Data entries

•••••

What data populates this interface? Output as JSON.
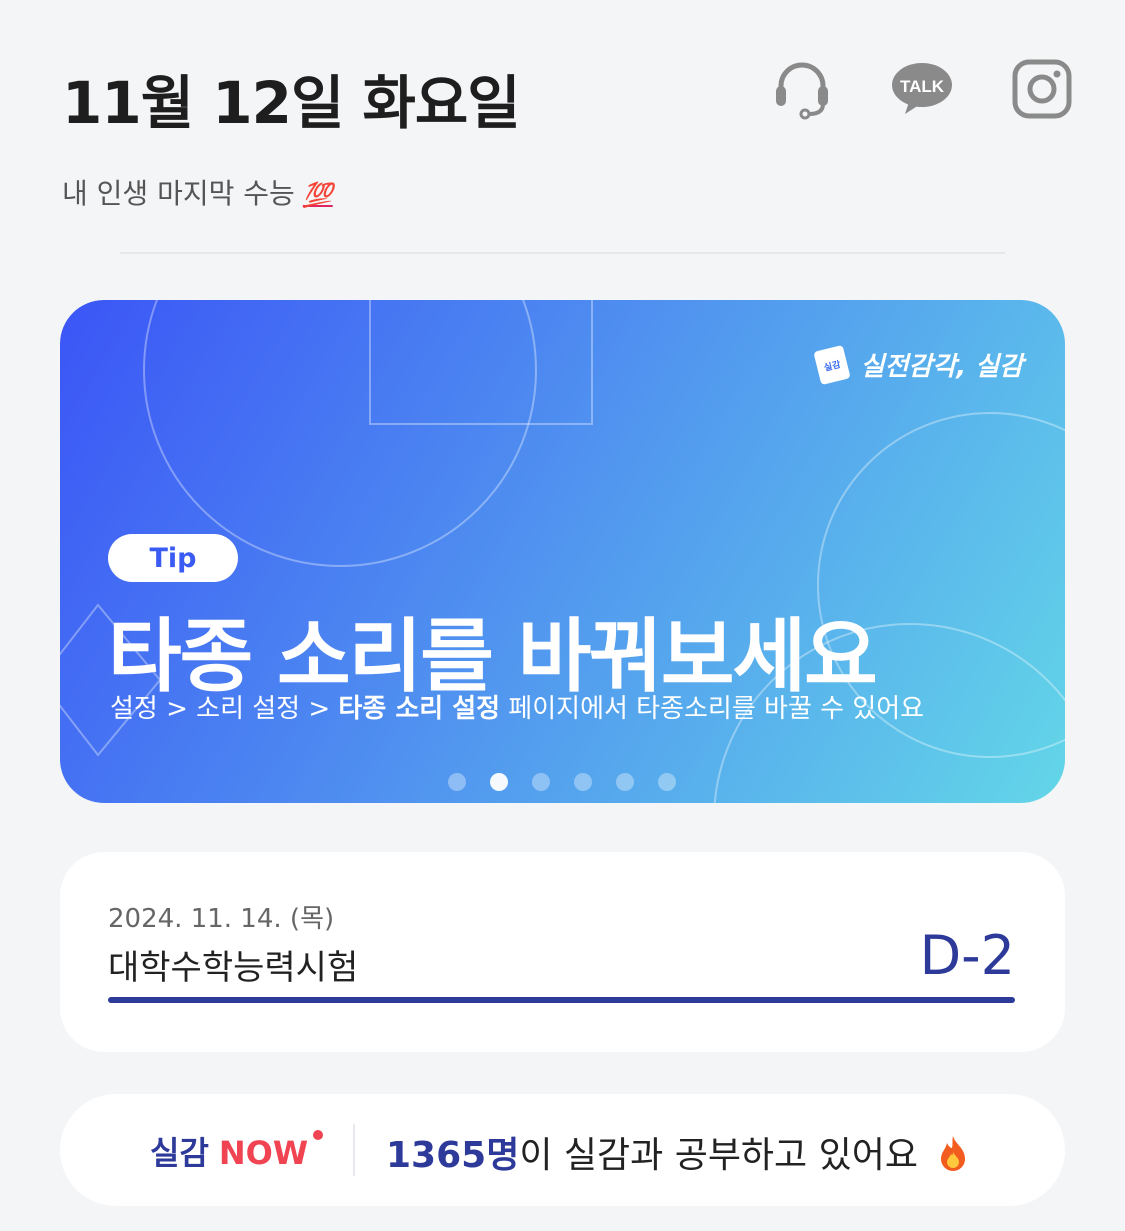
{
  "header": {
    "date": "11월 12일 화요일",
    "icons": [
      "headset-icon",
      "kakaotalk-icon",
      "instagram-icon"
    ],
    "talk_label": "TALK"
  },
  "subtitle": {
    "text": "내 인생 마지막 수능",
    "emoji": "💯"
  },
  "banner": {
    "brand_logo_text": "실감",
    "brand_name": "실전감각, 실감",
    "tag": "Tip",
    "title": "타종 소리를 바꿔보세요",
    "desc_prefix": "설정 > 소리 설정 > ",
    "desc_bold": "타종 소리 설정",
    "desc_suffix": " 페이지에서 타종소리를 바꿀 수 있어요",
    "slide_count": 6,
    "active_slide": 2,
    "colors": {
      "start": "#3b55f6",
      "end": "#63d6e8"
    }
  },
  "exam": {
    "date": "2024. 11. 14. (목)",
    "name": "대학수학능력시험",
    "dday": "D-2",
    "accent": "#2d3a9a"
  },
  "now": {
    "label_main": "실감",
    "label_now": "NOW",
    "count": "1365명",
    "text": "이 실감과 공부하고 있어요",
    "emoji": "🔥"
  }
}
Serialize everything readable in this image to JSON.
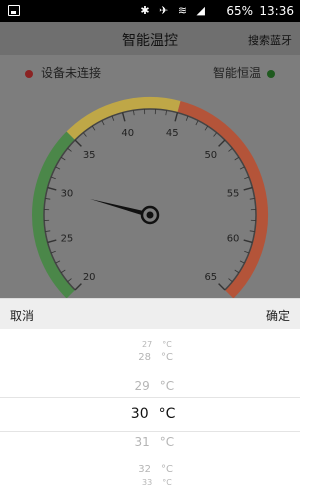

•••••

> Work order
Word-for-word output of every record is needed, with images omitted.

> Exercise result
What data populates this interface? Output as JSON.
{
  "header": {
    "date": "11월 12일 화요일",
    "icons": [
      "headset-icon",
      "kakaotalk-icon",
      "instagram-icon"
    ],
    "talk_label": "TALK"
  },
  "subtitle": {
    "text": "내 인생 마지막 수능",
    "emoji": "💯"
  },
  "banner": {
    "brand_logo_text": "실감",
    "brand_name": "실전감각, 실감",
    "tag": "Tip",
    "title": "타종 소리를 바꿔보세요",
    "desc_prefix": "설정 > 소리 설정 > ",
    "desc_bold": "타종 소리 설정",
    "desc_suffix": " 페이지에서 타종소리를 바꿀 수 있어요",
    "slide_count": 6,
    "active_slide": 2,
    "colors": {
      "start": "#3b55f6",
      "end": "#63d6e8"
    }
  },
  "exam": {
    "date": "2024. 11. 14. (목)",
    "name": "대학수학능력시험",
    "dday": "D-2",
    "accent": "#2d3a9a"
  },
  "now": {
    "label_main": "실감",
    "label_now": "NOW",
    "count": "1365명",
    "text": "이 실감과 공부하고 있어요",
    "emoji": "🔥"
  }
}
Serialize everything readable in this image to JSON.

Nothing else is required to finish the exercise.